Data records

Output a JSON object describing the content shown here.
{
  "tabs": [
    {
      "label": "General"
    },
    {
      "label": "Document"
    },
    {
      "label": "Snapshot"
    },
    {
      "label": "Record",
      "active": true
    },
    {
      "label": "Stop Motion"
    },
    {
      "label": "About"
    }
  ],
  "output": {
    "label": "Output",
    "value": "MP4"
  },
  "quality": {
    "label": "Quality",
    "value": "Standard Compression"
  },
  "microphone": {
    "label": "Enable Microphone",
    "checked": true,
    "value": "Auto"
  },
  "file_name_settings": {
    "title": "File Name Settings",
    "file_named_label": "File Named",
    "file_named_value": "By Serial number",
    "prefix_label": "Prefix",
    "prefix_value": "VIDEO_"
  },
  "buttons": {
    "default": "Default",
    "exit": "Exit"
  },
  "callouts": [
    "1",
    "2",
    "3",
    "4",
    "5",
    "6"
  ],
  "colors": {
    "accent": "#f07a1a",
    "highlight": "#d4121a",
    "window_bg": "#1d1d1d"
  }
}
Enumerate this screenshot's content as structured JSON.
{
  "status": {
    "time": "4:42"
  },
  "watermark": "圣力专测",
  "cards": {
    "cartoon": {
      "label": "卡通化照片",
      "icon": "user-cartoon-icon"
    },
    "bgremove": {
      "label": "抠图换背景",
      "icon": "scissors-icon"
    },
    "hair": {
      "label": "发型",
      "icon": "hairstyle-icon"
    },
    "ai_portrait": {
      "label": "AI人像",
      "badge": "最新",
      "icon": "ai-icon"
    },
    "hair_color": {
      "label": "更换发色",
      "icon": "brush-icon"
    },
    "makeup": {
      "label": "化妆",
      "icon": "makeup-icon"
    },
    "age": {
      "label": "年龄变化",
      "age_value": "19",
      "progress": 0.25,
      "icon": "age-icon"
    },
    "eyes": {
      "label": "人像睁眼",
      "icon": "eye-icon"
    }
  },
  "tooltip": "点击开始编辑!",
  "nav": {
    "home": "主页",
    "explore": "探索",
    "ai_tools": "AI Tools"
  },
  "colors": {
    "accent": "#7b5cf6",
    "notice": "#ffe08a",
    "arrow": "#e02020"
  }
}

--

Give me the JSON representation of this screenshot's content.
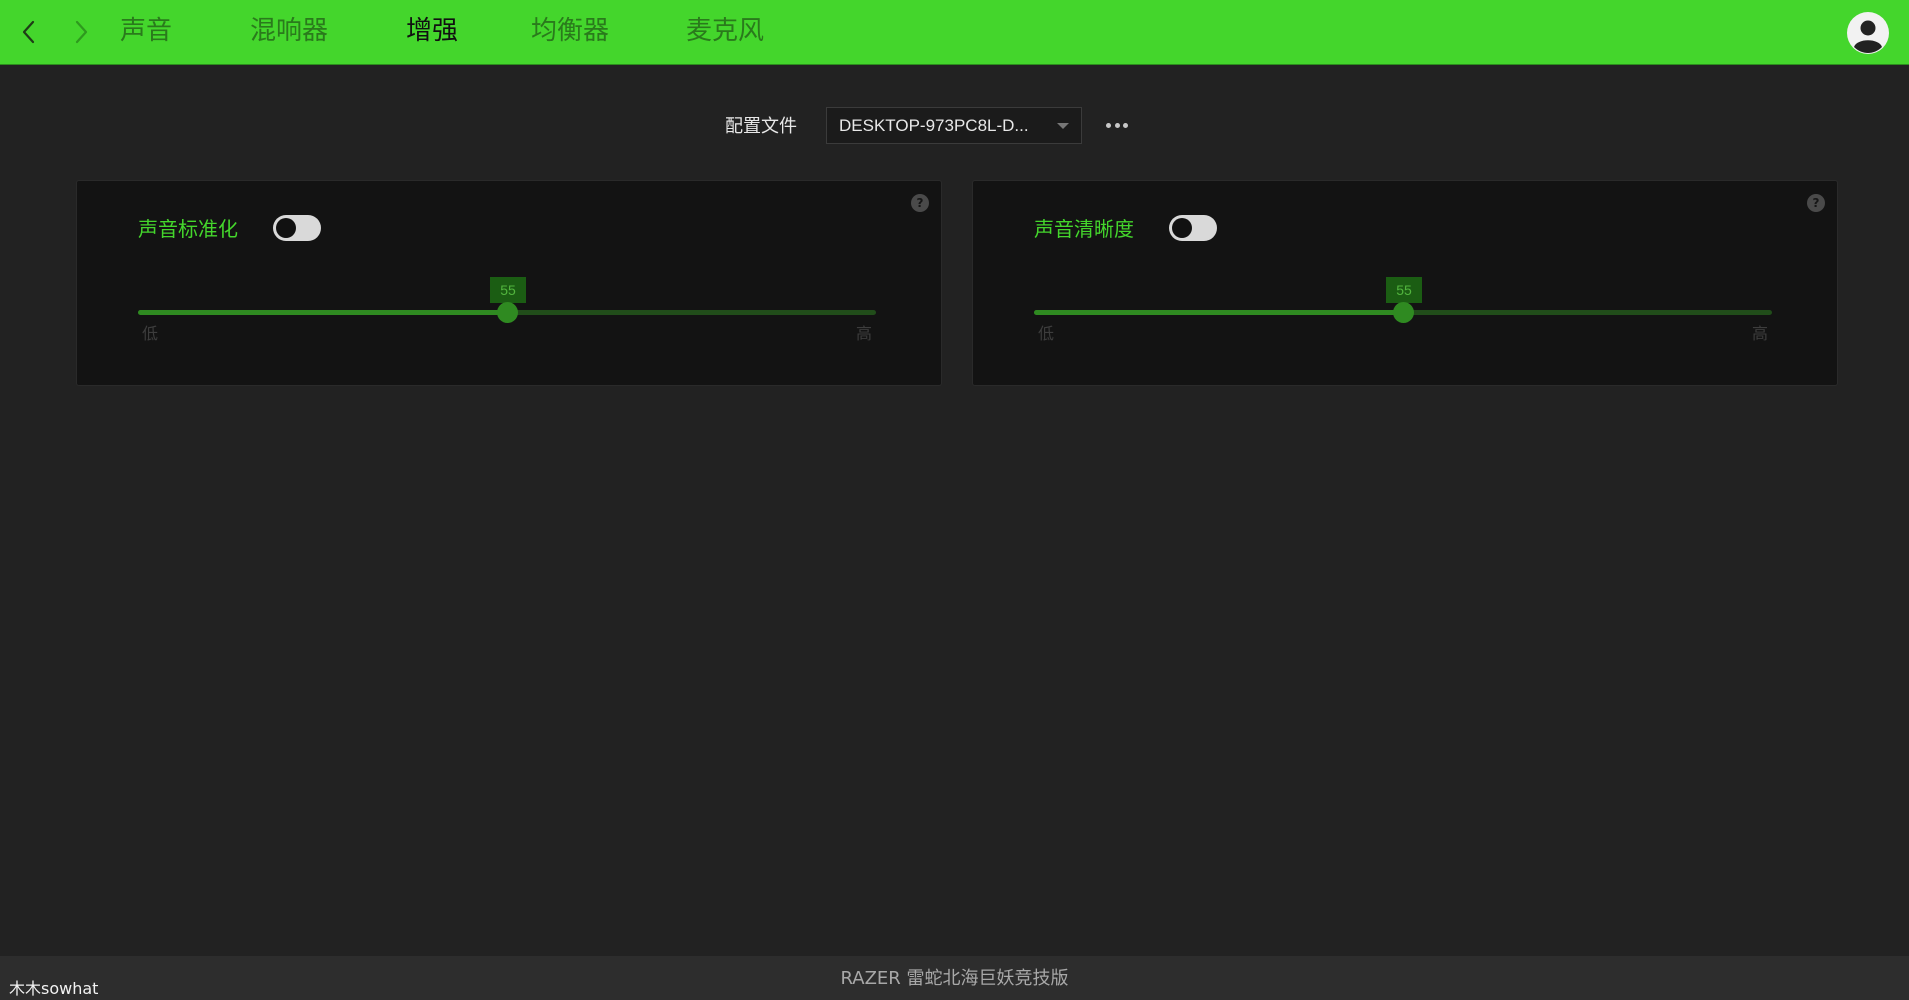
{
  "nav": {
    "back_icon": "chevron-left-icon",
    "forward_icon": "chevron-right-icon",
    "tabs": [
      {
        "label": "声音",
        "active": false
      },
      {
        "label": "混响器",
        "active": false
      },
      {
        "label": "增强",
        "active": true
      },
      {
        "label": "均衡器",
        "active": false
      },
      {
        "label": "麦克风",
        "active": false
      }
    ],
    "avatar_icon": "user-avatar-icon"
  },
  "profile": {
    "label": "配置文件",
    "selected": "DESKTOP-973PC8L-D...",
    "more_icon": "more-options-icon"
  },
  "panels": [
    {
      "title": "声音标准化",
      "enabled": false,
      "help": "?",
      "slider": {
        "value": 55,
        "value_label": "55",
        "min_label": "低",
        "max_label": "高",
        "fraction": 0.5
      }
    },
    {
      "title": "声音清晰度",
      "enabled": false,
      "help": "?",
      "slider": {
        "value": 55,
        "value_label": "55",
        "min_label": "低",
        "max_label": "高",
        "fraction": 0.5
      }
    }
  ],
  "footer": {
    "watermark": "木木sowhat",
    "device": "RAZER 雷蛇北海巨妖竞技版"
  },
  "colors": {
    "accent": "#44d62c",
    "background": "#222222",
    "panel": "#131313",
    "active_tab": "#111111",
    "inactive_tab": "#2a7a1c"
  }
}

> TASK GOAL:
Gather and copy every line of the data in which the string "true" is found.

> RESPONSE AREA:
      "active": true
    "checked": true,
        "active": true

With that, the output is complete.